I note the explanation regarding the absence of any indigenous Australian presenters, and propose that it is not due to simply “an unfortunate fact that no Aboriginal or Torres Strait Islander writer or scholar” responded to the call for papers.
When no indigenous artist submits a paper to a conference being held in their own country, it is disingenuous to then say – ‘oh well, we put it out there and none of them wanted to do a paper‘…ie it’s not our fault…. Rather, the onus should be on organisers to ask themselves, WHY? What is it about the process that discourages First Nations artists/academics from applying? What is it about where and how this conference was promoted, that it did not reach or appeal to them? That it did not feel welcoming to them?
I remind SPACLALS that I did not submit a paper proposal. Rather I was invited and offered a fully funded trip from Samoa to Sydney, as well as accommodation, a per diem and a writer’s fee. I assume certain other invited writers/poets were also invited under similar circumstances.
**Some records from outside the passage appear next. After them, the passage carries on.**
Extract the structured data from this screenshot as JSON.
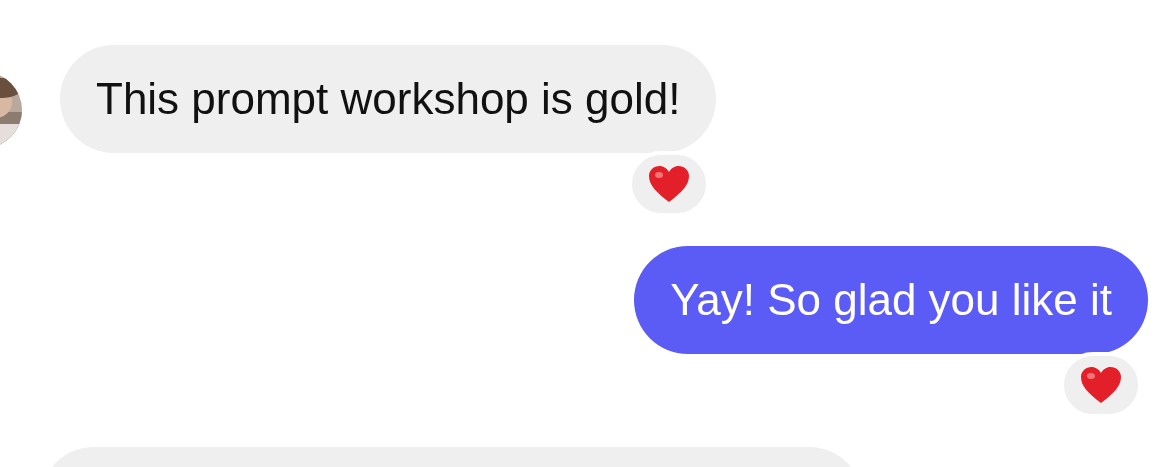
{
  "messages": [
    {
      "kind": "incoming",
      "avatar": true,
      "text": "This prompt workshop is gold!",
      "reaction": {
        "kind": "heart"
      }
    },
    {
      "kind": "outgoing",
      "text": "Yay! So glad you like it",
      "reaction": {
        "kind": "heart"
      }
    },
    {
      "kind": "incoming",
      "avatar": false
    }
  ]
}
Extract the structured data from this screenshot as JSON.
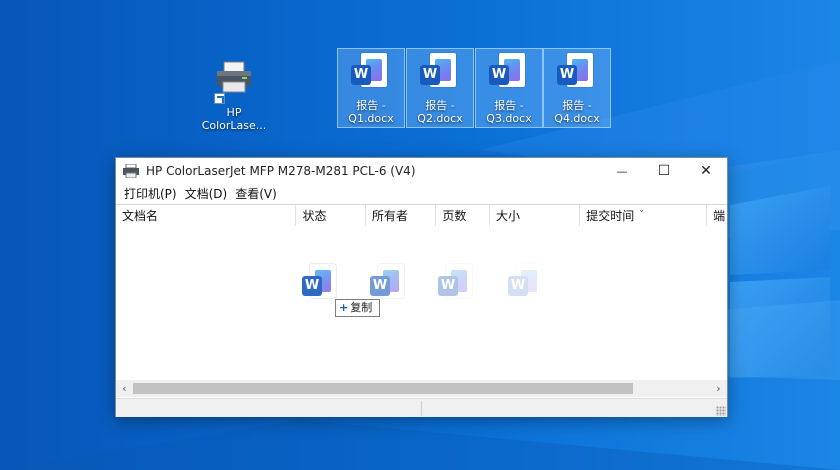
{
  "desktop": {
    "icons": [
      {
        "label": "HP\nColorLase...",
        "icon": "printer-icon"
      },
      {
        "label": "报告 -\nQ1.docx",
        "icon": "word-document-icon"
      },
      {
        "label": "报告 -\nQ2.docx",
        "icon": "word-document-icon"
      },
      {
        "label": "报告 -\nQ3.docx",
        "icon": "word-document-icon"
      },
      {
        "label": "报告 -\nQ4.docx",
        "icon": "word-document-icon"
      }
    ],
    "word_badge": "W"
  },
  "window": {
    "title": "HP ColorLaserJet MFP M278-M281 PCL-6 (V4)",
    "controls": {
      "minimize": "—",
      "maximize": "☐",
      "close": "✕"
    },
    "menu": [
      "打印机(P)",
      "文档(D)",
      "查看(V)"
    ],
    "columns": [
      "文档名",
      "状态",
      "所有者",
      "页数",
      "大小",
      "提交时间",
      "端"
    ],
    "sort_indicator": "⌄",
    "drag_badge": {
      "plus": "+",
      "text": "复制"
    },
    "scroll": {
      "left": "‹",
      "right": "›"
    }
  },
  "colors": {
    "accent": "#185abd",
    "desktop_blue": "#0a62c9"
  }
}
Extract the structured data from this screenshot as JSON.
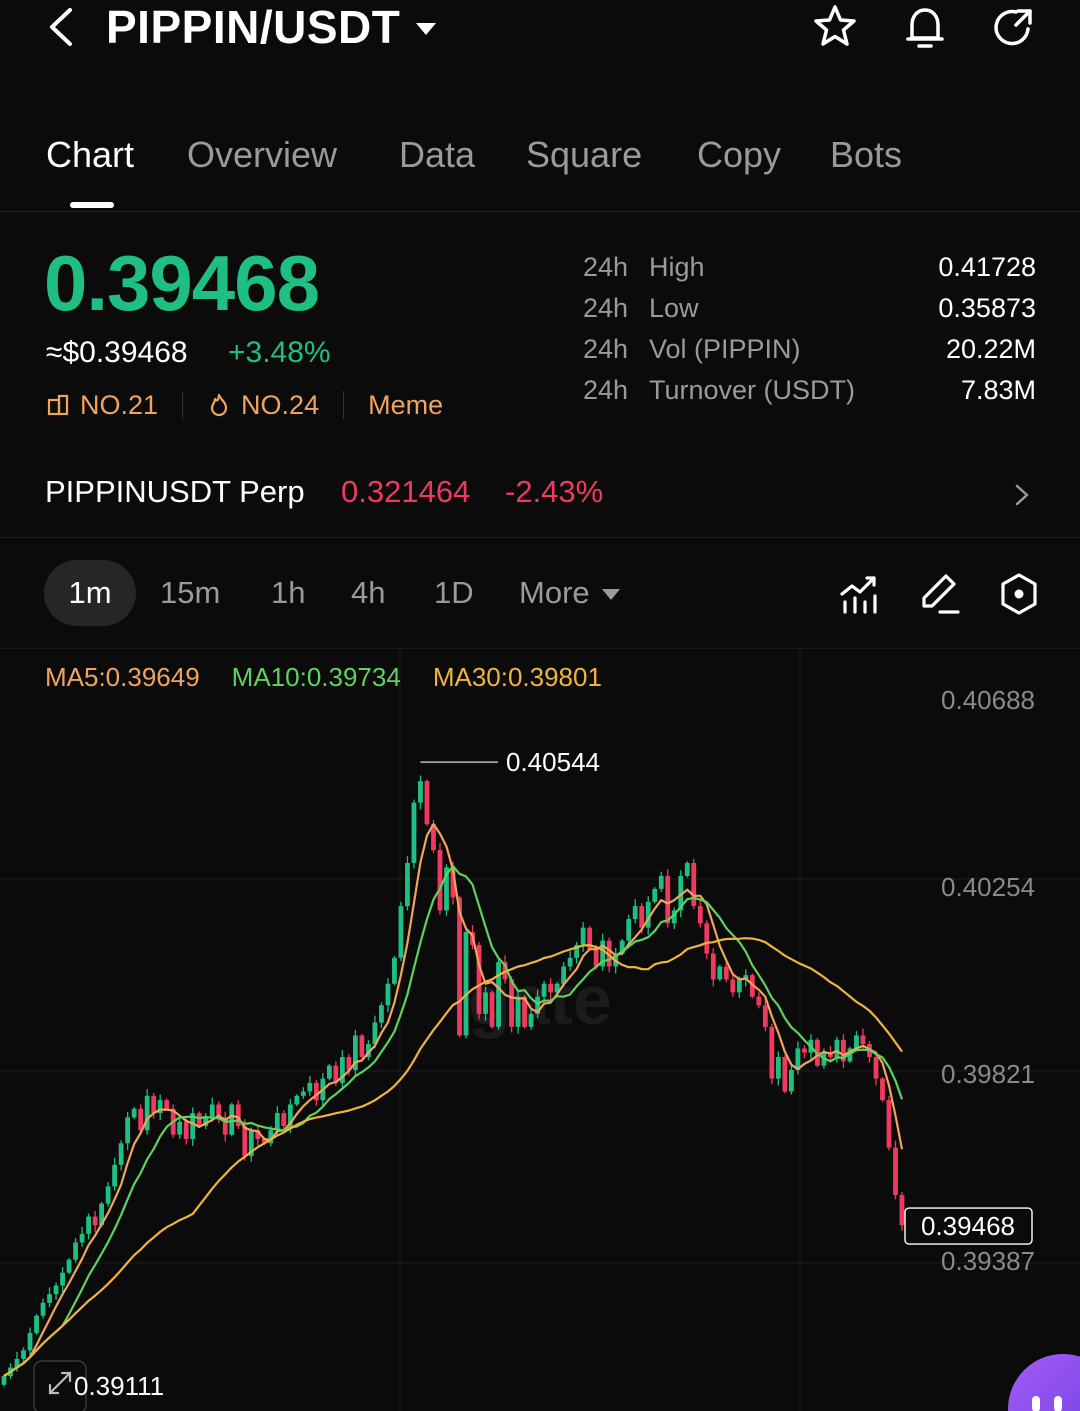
{
  "header": {
    "pair": "PIPPIN/USDT",
    "icons": [
      "chevron-left-icon",
      "caret-down-icon",
      "star-icon",
      "bell-icon",
      "share-icon"
    ]
  },
  "tabs": [
    {
      "label": "Chart",
      "active": true
    },
    {
      "label": "Overview",
      "active": false
    },
    {
      "label": "Data",
      "active": false
    },
    {
      "label": "Square",
      "active": false
    },
    {
      "label": "Copy",
      "active": false
    },
    {
      "label": "Bots",
      "active": false
    }
  ],
  "ticker": {
    "price": "0.39468",
    "usd_price": "≈$0.39468",
    "change_pct": "+3.48%",
    "rank_badge": "NO.21",
    "hot_badge": "NO.24",
    "category": "Meme",
    "colors": {
      "up": "#1fbf82",
      "down": "#f0395e",
      "badge": "#f0a45c"
    }
  },
  "stats": [
    {
      "period": "24h",
      "label": "High",
      "value": "0.41728"
    },
    {
      "period": "24h",
      "label": "Low",
      "value": "0.35873"
    },
    {
      "period": "24h",
      "label": "Vol (PIPPIN)",
      "value": "20.22M"
    },
    {
      "period": "24h",
      "label": "Turnover (USDT)",
      "value": "7.83M"
    }
  ],
  "perp": {
    "name": "PIPPINUSDT Perp",
    "price": "0.321464",
    "change_pct": "-2.43%"
  },
  "intervals": {
    "items": [
      {
        "label": "1m",
        "active": true
      },
      {
        "label": "15m",
        "active": false
      },
      {
        "label": "1h",
        "active": false
      },
      {
        "label": "4h",
        "active": false
      },
      {
        "label": "1D",
        "active": false
      }
    ],
    "more_label": "More",
    "tools": [
      "indicator-icon",
      "draw-pen-icon",
      "settings-hex-icon"
    ]
  },
  "chart_data": {
    "type": "candlestick",
    "interval": "1m",
    "ma": [
      {
        "label": "MA5:0.39649",
        "period": 5,
        "color": "#f0a45c"
      },
      {
        "label": "MA10:0.39734",
        "period": 10,
        "color": "#5dd35d"
      },
      {
        "label": "MA30:0.39801",
        "period": 30,
        "color": "#f0b43c"
      }
    ],
    "y_axis_ticks": [
      "0.40688",
      "0.40254",
      "0.39821",
      "0.39387"
    ],
    "y_ticks_values": [
      0.40688,
      0.40254,
      0.39821,
      0.39387
    ],
    "max_label": "0.40544",
    "max_value": 0.40544,
    "min_label": "0.39111",
    "min_value": 0.39111,
    "last_price_label": "0.39468",
    "last_price": 0.39468,
    "watermark": "gate",
    "closes": [
      0.3912,
      0.3914,
      0.3916,
      0.3918,
      0.3922,
      0.3926,
      0.3929,
      0.3931,
      0.3933,
      0.3936,
      0.3939,
      0.3943,
      0.3945,
      0.3949,
      0.3947,
      0.3952,
      0.3956,
      0.3961,
      0.3966,
      0.3972,
      0.3974,
      0.3969,
      0.3977,
      0.3973,
      0.3976,
      0.3974,
      0.3968,
      0.3971,
      0.3967,
      0.3973,
      0.397,
      0.3972,
      0.3975,
      0.3972,
      0.3968,
      0.3975,
      0.397,
      0.3963,
      0.3969,
      0.3967,
      0.3966,
      0.3969,
      0.3973,
      0.397,
      0.3975,
      0.3977,
      0.3978,
      0.398,
      0.3976,
      0.3981,
      0.3984,
      0.398,
      0.3986,
      0.3983,
      0.3991,
      0.3986,
      0.3989,
      0.3994,
      0.3998,
      0.4003,
      0.4009,
      0.4021,
      0.4031,
      0.4045,
      0.405,
      0.404,
      0.4034,
      0.402,
      0.403,
      0.4023,
      0.3991,
      0.4015,
      0.4012,
      0.3996,
      0.4001,
      0.3993,
      0.4008,
      0.4004,
      0.3993,
      0.4,
      0.3993,
      0.3996,
      0.4,
      0.4003,
      0.4001,
      0.4003,
      0.4007,
      0.4009,
      0.4012,
      0.4016,
      0.4011,
      0.4007,
      0.4013,
      0.4007,
      0.401,
      0.4013,
      0.4018,
      0.4021,
      0.4016,
      0.4022,
      0.4025,
      0.4028,
      0.4017,
      0.402,
      0.4028,
      0.4031,
      0.4021,
      0.4017,
      0.401,
      0.4004,
      0.4007,
      0.4004,
      0.4001,
      0.4004,
      0.4005,
      0.4,
      0.3998,
      0.3993,
      0.3981,
      0.3986,
      0.3978,
      0.3983,
      0.3988,
      0.3987,
      0.399,
      0.3984,
      0.3987,
      0.3986,
      0.399,
      0.3985,
      0.3988,
      0.3991,
      0.3989,
      0.3986,
      0.3981,
      0.3976,
      0.3965,
      0.3954,
      0.3947
    ]
  }
}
If there had been a genuine commitment to the inclusion of First Nations voices, then Aboriginal and Torres Strait Islander artists, writers and researchers would have been first on the guest list.
I do not presume to know or understand the dynamics of how academia and the arts/literature world operates in Australia. Neither do I have much understanding of how my Aboriginal and Torres Strait Islander cousins choose to engage with the questions posed by the Two Canaries Conference – but a quick internet search reveals a multitude of indigenous Australian poets, activists, authors and researchers who are writing, creating and theorising on exactly the topics outlined in the conference summary. These conference topics include: the storying of displaced cultures, indigenous agencies, ecological conflict, nomadism, and more.
It is deeply troubling then that a SPACLALS conference in Australia – particularly one grounded on the issue of climate change and our literary imaginings of it – has no indigenous Australian voices at the table.
I submit to SPACLALS that a conference of this nature should have centered the perspectives of the indigenous people of the land, rather than having them as an afterthought, when ‘time is tight’ and budgets are limited.
SPACLALS is supposed to be the primary network for “postcolonial and literary studies in the South Pacific”. It’s my hope that by raising these concerns, there can be a dedicated effort to ensure future SPACLALS events are truly representative of all our indigenous voices.
Lani Wendt Young.